A key Republican senator working to forge a bipartisan deficit-reduction compromise said President Obama is injuring that effort by making a partisan speech on the debt this week.

Rep. Tom CoburnThomas (Tom) Allen CoburnMr. President, let markets help save Medicare Pension insolvency crisis only grows as Congress sits on its hands Paul Ryan should realize that federal earmarks are the currency of cronyism MORE (R-Okla.), delivering the weekly Republican address, said Obama took America “three steps backwards” in dealing with the debt by making a speech filled with attacks on Republicans.

“Instead of describing the threat and bringing both sides together, the president attacked those who have a different vision of the government,” Coburn said.

Coburn has been working as part of the Gang of Six senators who are trying to put most of the president’s fiscal commission report into law. He is considered very friendly in on a personal level with the president.

The fiscal commission plan attracted Coburn’s support because it lowered tax rates and reformed Social Security, items Obama did not support in his new debt plan unveiled Wednesday. Obama called for less deficit reduction, looser spending restraint and more tax increases than did the fiscal commission.

Obama also attacked House Budget Committee Chairman Paul RyanPaul Davis RyanStudents arrested protesting gun violence outside Paul Ryan’s office Parkland father calls out Trump, McConnell, Ryan after Santa Fe shooting GOP revolts multiply against retiring Ryan MORE (R-Wis.) for his budget’s reforms to Medicare, which would transform it to a type of voucher system.

Coburn went on to say Obama had failed to deliver a concrete debt plan.

“Unfortunately, the president failed to put a serious proposal on the table,” he said.

He said that Obama’s plan to rein in Medicare is to empower a board of “unaccountable Medical Czars,” and the “debt fail-safe” trigger he outlined is too weak since it exempts spending on entitlements.

Obama’s planned trigger would force spending cuts if debt in a given year after 2014 were not declining relative to GDP. Republicans prefer hard caps on discretionary spending.

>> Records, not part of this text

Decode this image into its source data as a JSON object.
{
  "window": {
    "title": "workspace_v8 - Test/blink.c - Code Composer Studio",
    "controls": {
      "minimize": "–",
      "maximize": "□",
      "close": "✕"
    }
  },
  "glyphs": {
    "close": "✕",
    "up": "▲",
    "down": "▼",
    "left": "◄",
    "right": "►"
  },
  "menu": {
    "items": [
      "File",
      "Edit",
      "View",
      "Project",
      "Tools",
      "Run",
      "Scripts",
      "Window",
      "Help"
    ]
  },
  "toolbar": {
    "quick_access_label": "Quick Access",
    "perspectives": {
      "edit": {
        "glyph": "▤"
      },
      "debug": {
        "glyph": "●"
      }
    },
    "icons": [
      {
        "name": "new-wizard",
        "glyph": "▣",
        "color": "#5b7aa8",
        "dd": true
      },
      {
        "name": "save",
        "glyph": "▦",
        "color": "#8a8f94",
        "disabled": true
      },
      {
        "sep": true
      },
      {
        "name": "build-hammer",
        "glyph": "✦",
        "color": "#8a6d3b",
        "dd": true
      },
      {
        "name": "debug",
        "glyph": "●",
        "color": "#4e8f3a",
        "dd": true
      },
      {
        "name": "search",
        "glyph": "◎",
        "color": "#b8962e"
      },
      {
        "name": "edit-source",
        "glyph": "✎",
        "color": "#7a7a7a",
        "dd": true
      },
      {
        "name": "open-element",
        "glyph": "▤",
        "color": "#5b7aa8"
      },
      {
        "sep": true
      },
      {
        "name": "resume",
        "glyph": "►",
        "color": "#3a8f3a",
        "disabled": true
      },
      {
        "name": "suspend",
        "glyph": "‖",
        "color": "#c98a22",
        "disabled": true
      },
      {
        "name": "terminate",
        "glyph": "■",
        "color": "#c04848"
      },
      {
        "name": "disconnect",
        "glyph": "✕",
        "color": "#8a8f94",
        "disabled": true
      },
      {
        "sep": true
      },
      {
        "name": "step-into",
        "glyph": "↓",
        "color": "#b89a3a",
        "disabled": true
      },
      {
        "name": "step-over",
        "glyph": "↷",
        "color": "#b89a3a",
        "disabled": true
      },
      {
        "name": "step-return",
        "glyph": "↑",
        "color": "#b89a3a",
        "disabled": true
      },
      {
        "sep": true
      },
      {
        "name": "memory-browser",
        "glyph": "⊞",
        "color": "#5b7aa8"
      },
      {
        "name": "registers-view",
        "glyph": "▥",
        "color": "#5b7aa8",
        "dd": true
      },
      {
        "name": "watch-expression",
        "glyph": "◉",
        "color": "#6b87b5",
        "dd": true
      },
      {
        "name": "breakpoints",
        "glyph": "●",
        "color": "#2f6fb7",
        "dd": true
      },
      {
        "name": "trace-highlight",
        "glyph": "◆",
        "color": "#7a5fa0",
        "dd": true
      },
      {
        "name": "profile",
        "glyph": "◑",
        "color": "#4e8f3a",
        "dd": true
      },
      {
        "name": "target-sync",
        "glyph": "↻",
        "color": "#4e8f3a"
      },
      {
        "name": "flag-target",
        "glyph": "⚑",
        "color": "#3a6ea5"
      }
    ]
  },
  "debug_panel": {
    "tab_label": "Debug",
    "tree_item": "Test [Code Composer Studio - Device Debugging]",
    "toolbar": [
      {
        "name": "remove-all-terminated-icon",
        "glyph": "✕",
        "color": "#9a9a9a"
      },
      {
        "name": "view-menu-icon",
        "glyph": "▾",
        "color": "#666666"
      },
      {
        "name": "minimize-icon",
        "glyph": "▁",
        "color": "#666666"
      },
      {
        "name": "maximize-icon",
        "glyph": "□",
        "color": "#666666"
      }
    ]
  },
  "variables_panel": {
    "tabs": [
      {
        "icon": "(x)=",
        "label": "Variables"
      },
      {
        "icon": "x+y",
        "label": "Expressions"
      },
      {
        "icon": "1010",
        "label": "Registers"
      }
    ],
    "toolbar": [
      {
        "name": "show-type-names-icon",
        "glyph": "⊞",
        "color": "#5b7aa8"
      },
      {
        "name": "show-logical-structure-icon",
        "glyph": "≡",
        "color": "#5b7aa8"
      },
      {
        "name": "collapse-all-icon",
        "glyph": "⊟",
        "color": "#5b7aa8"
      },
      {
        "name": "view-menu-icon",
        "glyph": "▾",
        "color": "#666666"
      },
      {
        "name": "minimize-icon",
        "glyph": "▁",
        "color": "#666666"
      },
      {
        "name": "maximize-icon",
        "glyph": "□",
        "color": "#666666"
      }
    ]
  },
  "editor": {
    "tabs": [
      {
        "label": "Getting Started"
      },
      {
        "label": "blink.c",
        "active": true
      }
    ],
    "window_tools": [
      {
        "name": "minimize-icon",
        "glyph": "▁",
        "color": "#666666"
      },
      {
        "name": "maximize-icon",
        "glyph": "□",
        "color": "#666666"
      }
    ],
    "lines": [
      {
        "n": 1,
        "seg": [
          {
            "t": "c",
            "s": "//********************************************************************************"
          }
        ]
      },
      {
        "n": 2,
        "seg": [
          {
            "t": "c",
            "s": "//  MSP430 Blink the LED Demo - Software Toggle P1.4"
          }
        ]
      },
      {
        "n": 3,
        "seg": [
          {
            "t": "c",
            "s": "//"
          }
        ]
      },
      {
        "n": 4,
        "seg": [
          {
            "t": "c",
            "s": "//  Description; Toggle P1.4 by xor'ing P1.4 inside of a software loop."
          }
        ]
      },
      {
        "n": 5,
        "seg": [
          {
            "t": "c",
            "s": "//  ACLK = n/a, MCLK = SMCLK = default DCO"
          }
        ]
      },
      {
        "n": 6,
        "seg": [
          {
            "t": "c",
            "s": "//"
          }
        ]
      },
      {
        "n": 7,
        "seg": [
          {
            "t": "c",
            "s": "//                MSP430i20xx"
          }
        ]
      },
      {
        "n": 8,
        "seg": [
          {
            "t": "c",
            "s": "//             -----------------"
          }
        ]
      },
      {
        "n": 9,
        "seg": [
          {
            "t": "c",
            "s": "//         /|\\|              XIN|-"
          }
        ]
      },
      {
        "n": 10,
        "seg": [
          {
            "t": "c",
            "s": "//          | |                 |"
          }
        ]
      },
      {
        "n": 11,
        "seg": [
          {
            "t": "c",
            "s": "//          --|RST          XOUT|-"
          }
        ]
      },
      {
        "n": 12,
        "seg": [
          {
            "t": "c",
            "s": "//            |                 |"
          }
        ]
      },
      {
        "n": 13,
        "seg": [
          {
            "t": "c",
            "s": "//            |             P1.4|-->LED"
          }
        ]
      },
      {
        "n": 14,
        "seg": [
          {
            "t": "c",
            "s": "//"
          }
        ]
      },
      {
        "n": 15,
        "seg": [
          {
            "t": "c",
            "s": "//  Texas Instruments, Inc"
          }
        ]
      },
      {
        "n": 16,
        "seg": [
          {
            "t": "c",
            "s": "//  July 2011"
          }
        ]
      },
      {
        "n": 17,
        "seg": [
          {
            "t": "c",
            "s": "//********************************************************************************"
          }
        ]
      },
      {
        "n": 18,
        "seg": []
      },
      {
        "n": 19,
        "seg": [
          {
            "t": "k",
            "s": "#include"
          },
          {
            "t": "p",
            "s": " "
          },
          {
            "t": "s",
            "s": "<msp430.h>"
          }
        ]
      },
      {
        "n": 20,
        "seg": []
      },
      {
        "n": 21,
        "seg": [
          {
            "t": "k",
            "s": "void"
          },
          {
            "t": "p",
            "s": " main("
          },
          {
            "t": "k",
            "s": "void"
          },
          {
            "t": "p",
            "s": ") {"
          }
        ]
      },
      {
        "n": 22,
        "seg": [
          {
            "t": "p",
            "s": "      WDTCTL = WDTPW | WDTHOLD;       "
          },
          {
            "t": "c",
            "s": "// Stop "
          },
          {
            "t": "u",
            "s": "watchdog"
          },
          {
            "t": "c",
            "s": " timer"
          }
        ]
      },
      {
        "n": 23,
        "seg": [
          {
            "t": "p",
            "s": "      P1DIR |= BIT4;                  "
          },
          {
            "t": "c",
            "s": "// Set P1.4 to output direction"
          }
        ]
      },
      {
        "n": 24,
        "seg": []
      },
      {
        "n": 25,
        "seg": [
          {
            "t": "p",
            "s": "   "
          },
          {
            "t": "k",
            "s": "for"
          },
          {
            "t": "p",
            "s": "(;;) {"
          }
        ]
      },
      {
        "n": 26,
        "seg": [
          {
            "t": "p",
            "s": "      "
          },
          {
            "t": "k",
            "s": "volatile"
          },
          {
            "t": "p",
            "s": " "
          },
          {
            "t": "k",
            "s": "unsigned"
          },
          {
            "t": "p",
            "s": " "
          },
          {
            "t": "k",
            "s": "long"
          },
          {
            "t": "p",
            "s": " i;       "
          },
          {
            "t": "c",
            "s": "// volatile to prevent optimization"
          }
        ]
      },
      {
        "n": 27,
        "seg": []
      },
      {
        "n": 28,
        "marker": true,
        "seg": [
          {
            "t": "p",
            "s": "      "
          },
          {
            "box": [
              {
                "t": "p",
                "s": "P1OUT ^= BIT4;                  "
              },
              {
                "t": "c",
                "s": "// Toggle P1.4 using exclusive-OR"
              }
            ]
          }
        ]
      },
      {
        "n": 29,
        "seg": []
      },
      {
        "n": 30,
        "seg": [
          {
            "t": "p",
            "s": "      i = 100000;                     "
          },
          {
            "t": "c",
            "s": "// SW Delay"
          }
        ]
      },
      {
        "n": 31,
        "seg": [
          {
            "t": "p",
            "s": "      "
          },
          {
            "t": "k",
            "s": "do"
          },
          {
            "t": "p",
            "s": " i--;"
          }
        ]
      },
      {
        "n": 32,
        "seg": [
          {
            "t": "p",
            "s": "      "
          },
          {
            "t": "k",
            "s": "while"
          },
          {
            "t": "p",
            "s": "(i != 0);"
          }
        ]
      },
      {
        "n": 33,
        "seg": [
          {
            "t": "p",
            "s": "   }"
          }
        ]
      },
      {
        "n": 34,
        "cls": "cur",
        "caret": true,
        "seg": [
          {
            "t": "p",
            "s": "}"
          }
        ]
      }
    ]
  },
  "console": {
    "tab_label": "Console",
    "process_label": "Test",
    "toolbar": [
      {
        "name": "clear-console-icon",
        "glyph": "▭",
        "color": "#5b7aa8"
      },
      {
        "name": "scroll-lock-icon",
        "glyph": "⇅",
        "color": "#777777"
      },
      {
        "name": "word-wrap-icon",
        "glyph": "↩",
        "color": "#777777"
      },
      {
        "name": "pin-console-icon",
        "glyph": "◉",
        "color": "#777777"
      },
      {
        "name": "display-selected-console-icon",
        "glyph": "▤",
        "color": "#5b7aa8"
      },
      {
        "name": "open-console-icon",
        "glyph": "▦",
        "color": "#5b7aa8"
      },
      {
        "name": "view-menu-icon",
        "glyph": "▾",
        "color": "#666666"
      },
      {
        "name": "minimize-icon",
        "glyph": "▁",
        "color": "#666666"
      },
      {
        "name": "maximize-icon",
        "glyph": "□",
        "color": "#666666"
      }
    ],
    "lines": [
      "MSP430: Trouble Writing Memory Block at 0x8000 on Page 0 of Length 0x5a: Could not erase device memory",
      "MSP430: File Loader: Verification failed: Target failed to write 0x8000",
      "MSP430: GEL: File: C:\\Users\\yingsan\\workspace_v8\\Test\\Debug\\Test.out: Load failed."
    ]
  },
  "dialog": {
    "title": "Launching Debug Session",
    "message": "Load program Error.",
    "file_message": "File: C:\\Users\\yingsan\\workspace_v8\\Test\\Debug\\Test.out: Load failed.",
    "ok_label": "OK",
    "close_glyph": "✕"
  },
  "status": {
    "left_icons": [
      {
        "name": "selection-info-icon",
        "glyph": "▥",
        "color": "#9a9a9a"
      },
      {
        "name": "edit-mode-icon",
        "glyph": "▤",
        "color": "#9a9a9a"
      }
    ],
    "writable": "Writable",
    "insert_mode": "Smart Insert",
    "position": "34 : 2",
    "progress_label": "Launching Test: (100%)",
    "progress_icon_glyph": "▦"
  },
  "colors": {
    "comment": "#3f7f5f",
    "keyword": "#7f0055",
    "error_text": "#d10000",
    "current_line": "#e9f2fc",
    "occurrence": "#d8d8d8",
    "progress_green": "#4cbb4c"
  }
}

Coburn has taken flak from conservatives for supporting the fiscal commission’s tax reform, which would lower rates and raise revenue by eliminating tax earmarks.

“On the issue of tax reform, the president walked away from serious bipartisan compromise on tax reform reached by his very own deficit commission on which I served. Our blueprint lowered tax rates for everyone, and reduced the deficit by stimulating real economic growth. The president’s plan undermines our bipartisan agreement by calling for rate increases that will slow the economic growth that he so much wants,” he said.

Coburn acknowledged the problems his effort at bipartisanship have caused him politically and urged both sides to come together. 

“As someone who has spent most of my 63 years outside of politics, I know there isn’t a problem we can’t solve if we do it together. But the only way we can solve them is to put our political careers on the line and stop engaging in petty political attacks,” he said.